Maritime patrol planes of the Brazilian Air Force appear to have scored the only confirmed kills. Even before the declaration of war, they had been cooperating with American aircraft in antisubmarine patrols. A Brazilian B-25 bomber had damaged the Italian submarine Barbarigo in June 1942.
German and Italian submarines continued to reap a steady toll of Brazilian shipping after the declaration of war. Brazilian bombers twice attacked and failed to sink German submarines in August 1942. Nearly a year later, on July 31, two large Brazilian patrol planes—a PBY Catalina seaplane and a Hudson bomber—joined a U.S. Navy Mariner aircraft in hunting down U-199 a short distance off of Rio de Janeiro. The Catalina sank the German vessel with two depth charges—and then dropped a life preserver to help the dozen German sailors that escaped their boat alive.
In fact, the primary killer of Axis submarines off the Brazilian coast would be U.S. Navy patrol planes flying out of Brazilian air bases. U.S. Navy Catalina seaplanes sank U-164 off the state of Ceará on January 6, 1943; the Italian submarine Archimede in April; and U-590 and U-662 in July off of the Amazon Estuary. Larger Mariner patrol bombers of U.S. Navy squadron VP-74 destroyed U-128, U-161 and U-513 between May and September 1943, while PV-1 Ventura and B-24 Liberators destroyed U-604 in June, U-598 off Natal in July, and U-591 off Pernambuco the same month. These losses led the Kriegsmarine to largely abandon the submarine campaign off the Brazilian coast by the end of 1943, though more limited U-boat incursions into the South Atlantic continued until the end of World War II.
Altogether, Brazilian Navy vessels embarked on 3,500 convoy escort missions over the course of World War II and engaged German submarines on sixty-six separate occasions—though whether they sank any in action is less clear. A single Brazilian auxiliary ship, the Vital de Oliveira, was torpedoed, while the corvette Camaquã was lost in an accident. Interestingly, the Brazil small submarine flotilla based at Recife was also commended by a U.S. admiral—for serving as mock opponents in U.S. antisubmarine training exercises.
In 1944, Brazil dispatched an entire division of U.S.-equipped ground troops to battle in Italy as part of the Brazilian Expeditionary Force, as well as a wing of P-47 Thunderbolt fighters. Both the ground troops and fighter squadrons saw intense combat and sustained heavy losses. The escort force accompanying the troop ships included a Brazilian navy cruiser and submarine chasers.
Tragically, the Brazilian Navy suffered its worst loss of the war after the defeat of Nazi Germany. On July 4, while searching the Atlantic as a rescue ship, the crew of cruiser Bahia engaged in antiaircraft gunnery practice, taking shots at a towed kite. The guns lacked guardrails, and a twenty-millimeter shell accidentally struck the depth charges on the warship’s bow. The resulting detonation sank the cruiser in three minutes.
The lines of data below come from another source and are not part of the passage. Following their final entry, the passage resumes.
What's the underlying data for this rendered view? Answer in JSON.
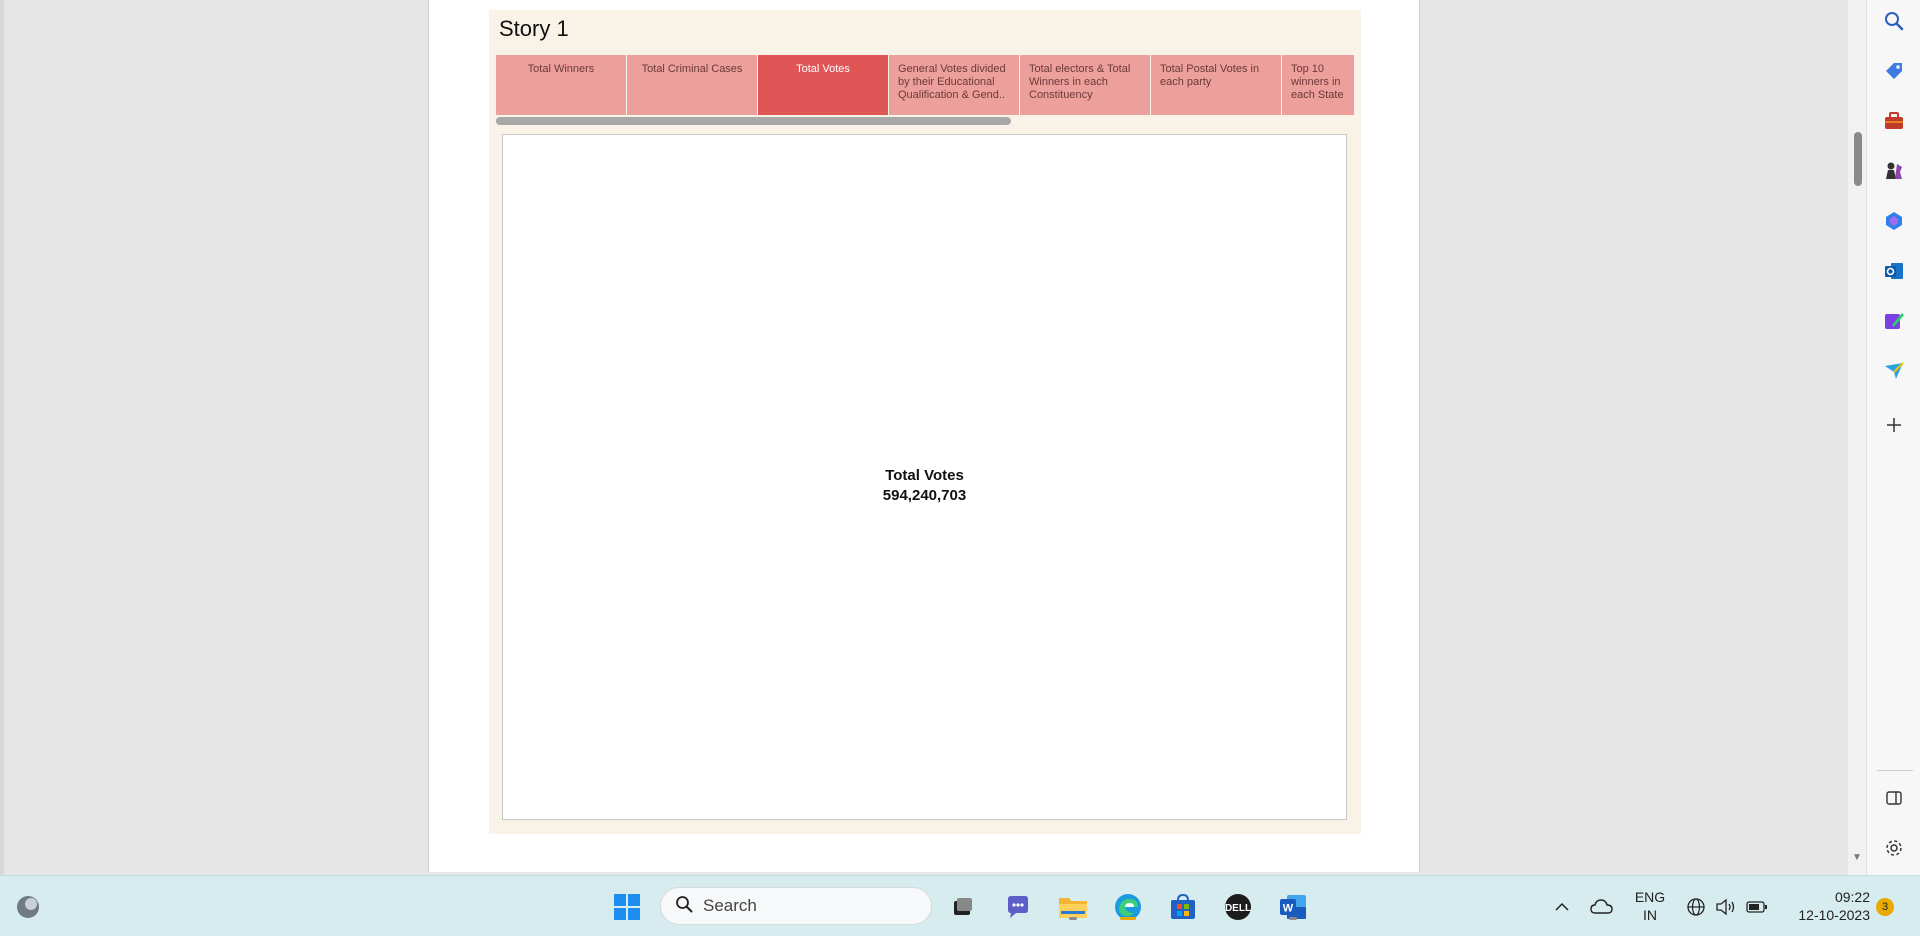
{
  "story": {
    "title": "Story 1",
    "tabs": [
      {
        "label": "Total Winners",
        "active": false
      },
      {
        "label": "Total Criminal Cases",
        "active": false
      },
      {
        "label": "Total Votes",
        "active": true
      },
      {
        "label": "General Votes divided by their Educational Qualification & Gend..",
        "active": false
      },
      {
        "label": "Total electors & Total Winners in each Constituency",
        "active": false
      },
      {
        "label": "Total Postal Votes in each party",
        "active": false
      },
      {
        "label": "Top 10 winners in each State",
        "active": false
      }
    ],
    "kpi": {
      "label": "Total Votes",
      "value": "594,240,703"
    }
  },
  "edge_sidebar": {
    "icons": [
      "search-icon",
      "tag-icon",
      "toolbox-icon",
      "chess-icon",
      "copilot-icon",
      "outlook-icon",
      "designer-icon",
      "send-icon",
      "add-icon",
      "split-view-icon",
      "settings-icon"
    ]
  },
  "taskbar": {
    "search_placeholder": "Search",
    "language_line1": "ENG",
    "language_line2": "IN",
    "time": "09:22",
    "date": "12-10-2023",
    "notification_count": "3"
  },
  "colors": {
    "tab_inactive": "#ec9f9b",
    "tab_active": "#e05656",
    "story_background": "#f9f3e7",
    "taskbar": "#d7ecef"
  }
}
The surviving crew endured starvation and shark attack for four days before being rescued by a passing freighter. There were only a few dozen survivors out of a crew of 383.
Brazil and Mexico were the only Latin American nations to fight the Axis powers abroad in World War II, though several countries also had encounters with Axis submarines. Brazil’s greatest contribution came in the form of its natural resources and strategically located air and naval bases; however, it also threw its small fleet into the ship-intensive task of escorting vital transoceanic convoys. More than a thousand Brazilians lost their lives in the naval war for the South Atlantic—but their sacrifice probably saved many more by hastening the Allied powers’ victory at sea and the transfer of troops and war materials to Europe and Africa.
Sébastien Roblin holds a master’s degree in conflict resolution from Georgetown University and served as a university instructor for the Peace Corps in China. He has also worked in education, editing and refugee resettlement in France and the United States. He currently writes on security and military history for War Is Boring.